Page and application data records:
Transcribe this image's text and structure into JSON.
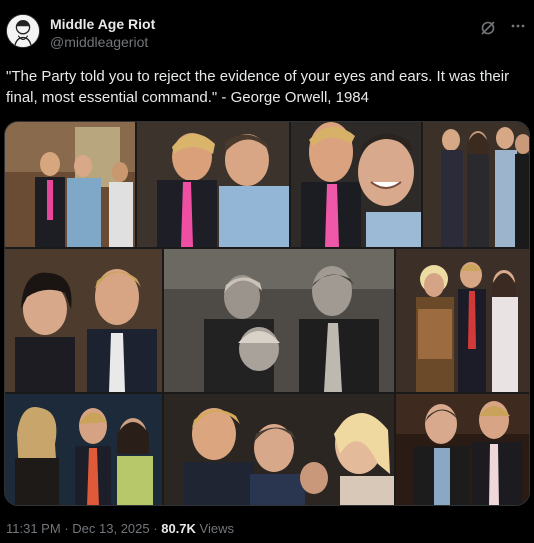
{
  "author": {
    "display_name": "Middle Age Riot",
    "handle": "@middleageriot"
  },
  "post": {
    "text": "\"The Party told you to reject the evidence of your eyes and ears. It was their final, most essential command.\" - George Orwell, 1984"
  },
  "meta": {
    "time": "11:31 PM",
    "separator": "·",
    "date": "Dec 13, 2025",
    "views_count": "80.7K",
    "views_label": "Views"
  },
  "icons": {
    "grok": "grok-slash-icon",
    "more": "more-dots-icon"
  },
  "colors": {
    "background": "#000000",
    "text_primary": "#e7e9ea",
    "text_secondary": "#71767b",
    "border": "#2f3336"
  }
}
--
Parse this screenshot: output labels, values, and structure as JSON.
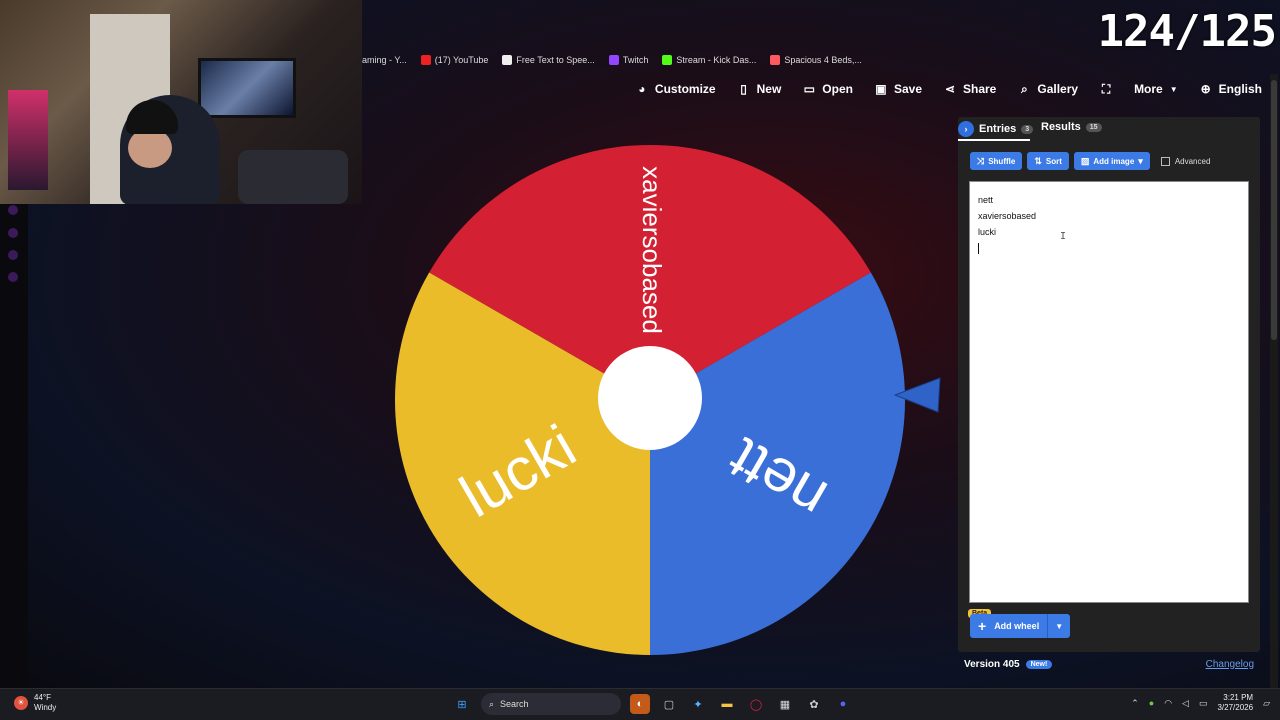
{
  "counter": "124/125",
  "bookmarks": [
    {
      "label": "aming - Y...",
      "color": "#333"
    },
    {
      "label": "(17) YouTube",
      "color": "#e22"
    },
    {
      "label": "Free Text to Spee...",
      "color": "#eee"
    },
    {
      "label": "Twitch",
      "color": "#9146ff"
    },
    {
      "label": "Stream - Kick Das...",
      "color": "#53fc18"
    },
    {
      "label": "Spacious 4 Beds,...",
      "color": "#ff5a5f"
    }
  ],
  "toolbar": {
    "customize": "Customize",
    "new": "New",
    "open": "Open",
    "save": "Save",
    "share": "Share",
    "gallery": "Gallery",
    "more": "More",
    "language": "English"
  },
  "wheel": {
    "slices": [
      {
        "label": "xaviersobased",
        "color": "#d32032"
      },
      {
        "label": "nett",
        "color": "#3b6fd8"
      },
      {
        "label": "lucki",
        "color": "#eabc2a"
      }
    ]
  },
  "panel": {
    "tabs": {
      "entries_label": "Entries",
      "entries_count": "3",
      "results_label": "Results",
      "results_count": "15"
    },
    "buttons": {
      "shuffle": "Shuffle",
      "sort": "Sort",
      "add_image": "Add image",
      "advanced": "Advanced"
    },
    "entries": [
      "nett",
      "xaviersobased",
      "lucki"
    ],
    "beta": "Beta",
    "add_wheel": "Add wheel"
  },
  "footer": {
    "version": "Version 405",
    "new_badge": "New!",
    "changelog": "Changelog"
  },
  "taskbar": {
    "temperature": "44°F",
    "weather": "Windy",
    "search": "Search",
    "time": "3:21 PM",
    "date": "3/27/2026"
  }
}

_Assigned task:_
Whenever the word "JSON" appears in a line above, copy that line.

_Task output:_
Transcribe this image's text and structure into JSON.
Parse this screenshot: output labels, values, and structure as JSON.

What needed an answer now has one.